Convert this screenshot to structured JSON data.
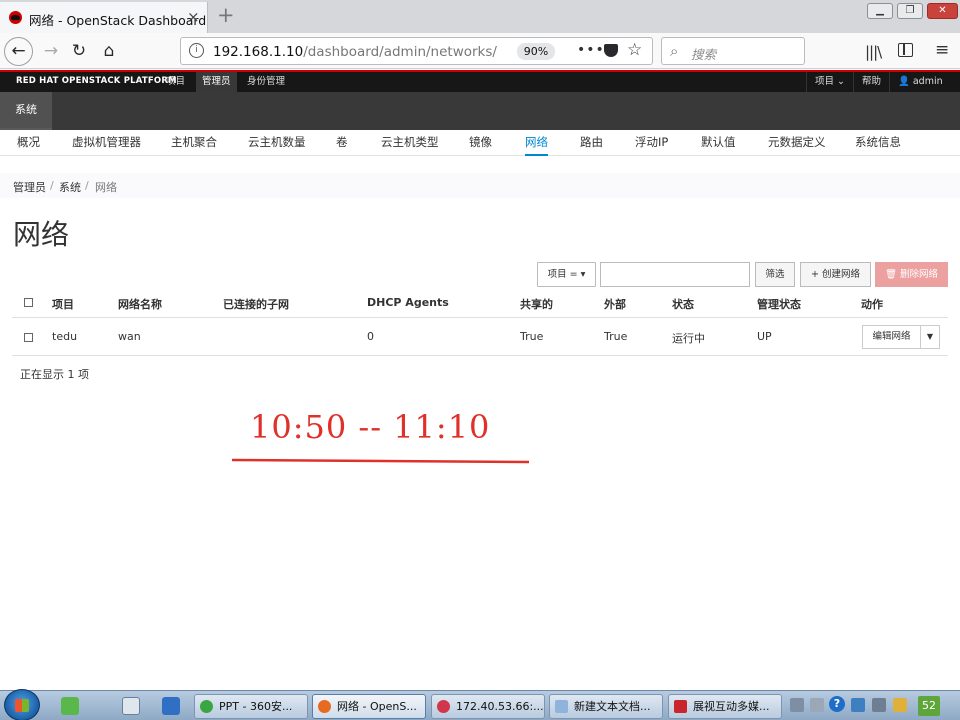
{
  "browser": {
    "tab_title": "网络 - OpenStack Dashboard",
    "close_glyph": "×",
    "newtab_glyph": "+",
    "url_host": "192.168.1.10",
    "url_path": "/dashboard/admin/networks/",
    "zoom": "90%",
    "search_placeholder": "搜索",
    "more_glyph": "•••"
  },
  "header": {
    "brand": "RED HAT OPENSTACK PLATFORM",
    "nav": [
      "项目",
      "管理员",
      "身份管理"
    ],
    "project_menu": "项目 ⌄",
    "help": "帮助",
    "user": "admin ⌄"
  },
  "system_tab": "系统",
  "subnav": [
    "概况",
    "虚拟机管理器",
    "主机聚合",
    "云主机数量",
    "卷",
    "云主机类型",
    "镜像",
    "网络",
    "路由",
    "浮动IP",
    "默认值",
    "元数据定义",
    "系统信息"
  ],
  "breadcrumb": [
    "管理员",
    "系统",
    "网络"
  ],
  "page_title": "网络",
  "toolbar": {
    "filter_field": "项目 = ▾",
    "filter_button": "筛选",
    "create_button": "+ 创建网络",
    "delete_button": "删除网络"
  },
  "table": {
    "headers": [
      "项目",
      "网络名称",
      "已连接的子网",
      "DHCP Agents",
      "共享的",
      "外部",
      "状态",
      "管理状态",
      "动作"
    ],
    "rows": [
      {
        "project": "tedu",
        "name": "wan",
        "subnets": "",
        "dhcp": "0",
        "shared": "True",
        "external": "True",
        "status": "运行中",
        "admin_state": "UP",
        "action": "编辑网络"
      }
    ]
  },
  "table_count": "正在显示 1 项",
  "annotation": "10:50 -- 11:10",
  "taskbar": {
    "items": [
      "PPT - 360安...",
      "网络 - OpenS...",
      "172.40.53.66:...",
      "新建文本文档...",
      "展视互动多媒..."
    ],
    "clock": "52"
  },
  "colors": {
    "accent": "#0088ce",
    "brand_red": "#cc0000",
    "annotation_red": "#e0302a"
  }
}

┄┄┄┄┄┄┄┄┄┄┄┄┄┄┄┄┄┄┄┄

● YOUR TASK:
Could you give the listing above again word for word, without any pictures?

● REPLY:
Convert this screenshot to structured JSON data.
{
  "browser": {
    "tab_title": "网络 - OpenStack Dashboard",
    "close_glyph": "×",
    "newtab_glyph": "+",
    "url_host": "192.168.1.10",
    "url_path": "/dashboard/admin/networks/",
    "zoom": "90%",
    "search_placeholder": "搜索",
    "more_glyph": "•••"
  },
  "header": {
    "brand": "RED HAT OPENSTACK PLATFORM",
    "nav": [
      "项目",
      "管理员",
      "身份管理"
    ],
    "project_menu": "项目 ⌄",
    "help": "帮助",
    "user": "admin ⌄"
  },
  "system_tab": "系统",
  "subnav": [
    "概况",
    "虚拟机管理器",
    "主机聚合",
    "云主机数量",
    "卷",
    "云主机类型",
    "镜像",
    "网络",
    "路由",
    "浮动IP",
    "默认值",
    "元数据定义",
    "系统信息"
  ],
  "breadcrumb": [
    "管理员",
    "系统",
    "网络"
  ],
  "page_title": "网络",
  "toolbar": {
    "filter_field": "项目 = ▾",
    "filter_button": "筛选",
    "create_button": "+ 创建网络",
    "delete_button": "删除网络"
  },
  "table": {
    "headers": [
      "项目",
      "网络名称",
      "已连接的子网",
      "DHCP Agents",
      "共享的",
      "外部",
      "状态",
      "管理状态",
      "动作"
    ],
    "rows": [
      {
        "project": "tedu",
        "name": "wan",
        "subnets": "",
        "dhcp": "0",
        "shared": "True",
        "external": "True",
        "status": "运行中",
        "admin_state": "UP",
        "action": "编辑网络"
      }
    ]
  },
  "table_count": "正在显示 1 项",
  "annotation": "10:50 -- 11:10",
  "taskbar": {
    "items": [
      "PPT - 360安...",
      "网络 - OpenS...",
      "172.40.53.66:...",
      "新建文本文档...",
      "展视互动多媒..."
    ],
    "clock": "52"
  },
  "colors": {
    "accent": "#0088ce",
    "brand_red": "#cc0000",
    "annotation_red": "#e0302a"
  }
}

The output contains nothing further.